Basil the Great|
On the Holy Spirit
From: Schaff - Wace, (ed)., Post-Nicene Fathers of the Christian Church, Series II, v. 8, tr. by the Rev. Blomfield Jackson, London 1894.
The glorifying of the enumeration of His attributes.
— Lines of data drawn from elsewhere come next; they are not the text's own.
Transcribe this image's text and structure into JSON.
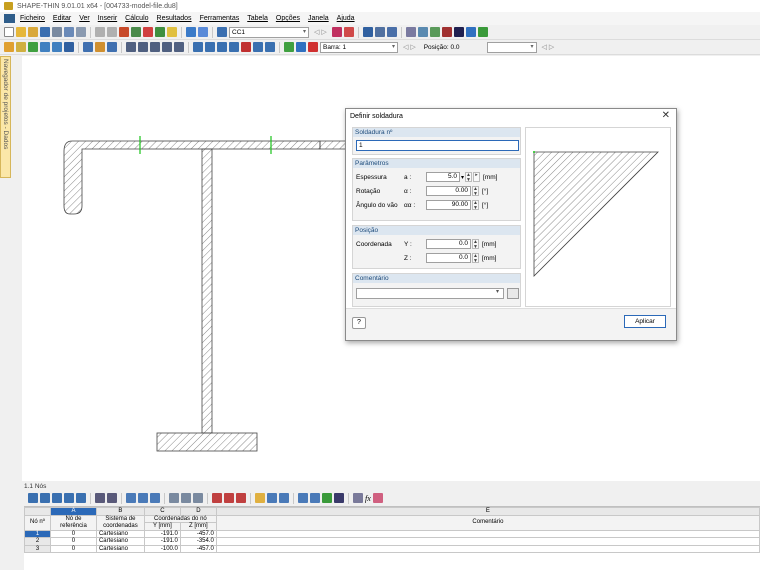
{
  "window": {
    "title": "SHAPE-THIN 9.01.01 x64 - [004733-model-file.du8]"
  },
  "menu": [
    "Ficheiro",
    "Editar",
    "Ver",
    "Inserir",
    "Cálculo",
    "Resultados",
    "Ferramentas",
    "Tabela",
    "Opções",
    "Janela",
    "Ajuda"
  ],
  "toolbar": {
    "loadcase_value": "CC1",
    "bar_value": "Barra: 1",
    "position_value": "Posição: 0.0"
  },
  "navigator": {
    "label": "Navegador de projetos - Dados"
  },
  "dialog": {
    "title": "Definir soldadura",
    "weld_no_header": "Soldadura nº",
    "weld_no_value": "1",
    "params_header": "Parâmetros",
    "thickness_label": "Espessura",
    "thickness_sym": "a :",
    "thickness_value": "5.0",
    "thickness_unit": "[mm]",
    "rotation_label": "Rotação",
    "rotation_sym": "α :",
    "rotation_value": "0.00",
    "rotation_unit": "[°]",
    "gap_label": "Ângulo do vão",
    "gap_sym": "αα :",
    "gap_value": "90.00",
    "gap_unit": "[°]",
    "position_header": "Posição",
    "coord_label": "Coordenada",
    "y_sym": "Y :",
    "y_value": "0.0",
    "y_unit": "[mm]",
    "z_sym": "Z :",
    "z_value": "0.0",
    "z_unit": "[mm]",
    "comment_header": "Comentário",
    "comment_value": "",
    "apply_label": "Aplicar"
  },
  "table_panel": {
    "title": "1.1 Nós",
    "col_letters": [
      "A",
      "B",
      "C",
      "D",
      "E"
    ],
    "headers": {
      "no": "Nó nº",
      "ref": "Nó de referência",
      "system": "Sistema de coordenadas",
      "coords": "Coordenadas do nó",
      "y": "Y [mm]",
      "z": "Z [mm]",
      "comment": "Comentário"
    },
    "rows": [
      {
        "no": "1",
        "ref": "0",
        "system": "Cartesiano",
        "y": "-191.0",
        "z": "-457.0"
      },
      {
        "no": "2",
        "ref": "0",
        "system": "Cartesiano",
        "y": "-191.0",
        "z": "-354.0"
      },
      {
        "no": "3",
        "ref": "0",
        "system": "Cartesiano",
        "y": "-100.0",
        "z": "-457.0"
      }
    ]
  },
  "colors": {
    "accent": "#2b69b8",
    "weld_marker": "#19c319",
    "navigator_tab": "#fbe7a8"
  }
}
54. Now of the rest of the Powers each is believed to be in a circumscribed place. The angel who stood by Cornelius was not at one and the same moment with Philip; nor yet did the angel who spoke with Zacharias from the altar at the same time occupy his own pose in heaven. But the Spirit is believed to have been operating at the saint time in Habakkuk and in Daniel at Babylon, and to have been at the prison with Jeremiah, and with Ezekiel at the Chebar. For the Spirit of the Lord filleth the world, and "whither shall I go from thy spirit? or whither shall I flee from thy presence?" And, in the words of the Prophet, "For I am with you, saith the Lord ... and my spirit remaineth among you." But what nature is it becoming to assign to Him who is omnipresent, and exists together with God? The nature which is all-embracing, or one which is confined to particular places, like that which our argument shews the nature of angels to be? No one would so say. Shall we not then highly exalt Him who is in His nature divine, in His greatness infinite, in His operations powerful, in the blessings He confers, good? Shall we not give Him glory? And I understand glory to mean nothing else than the enumeration of the wonders which are His own. It follows then that either we are forbidden by our antagonists even to mention the good things which flow to us from Him. or on the other hand that the mere recapitulation of His attributes is the fullest possible attribution of glory. For not even in the case of the God and Father of our Lord Jesus Christ and of the Only begotten Son, are we capable of giving Them glory otherwise than by recounting, to the extent of our powers, all the wonders that belong to Them.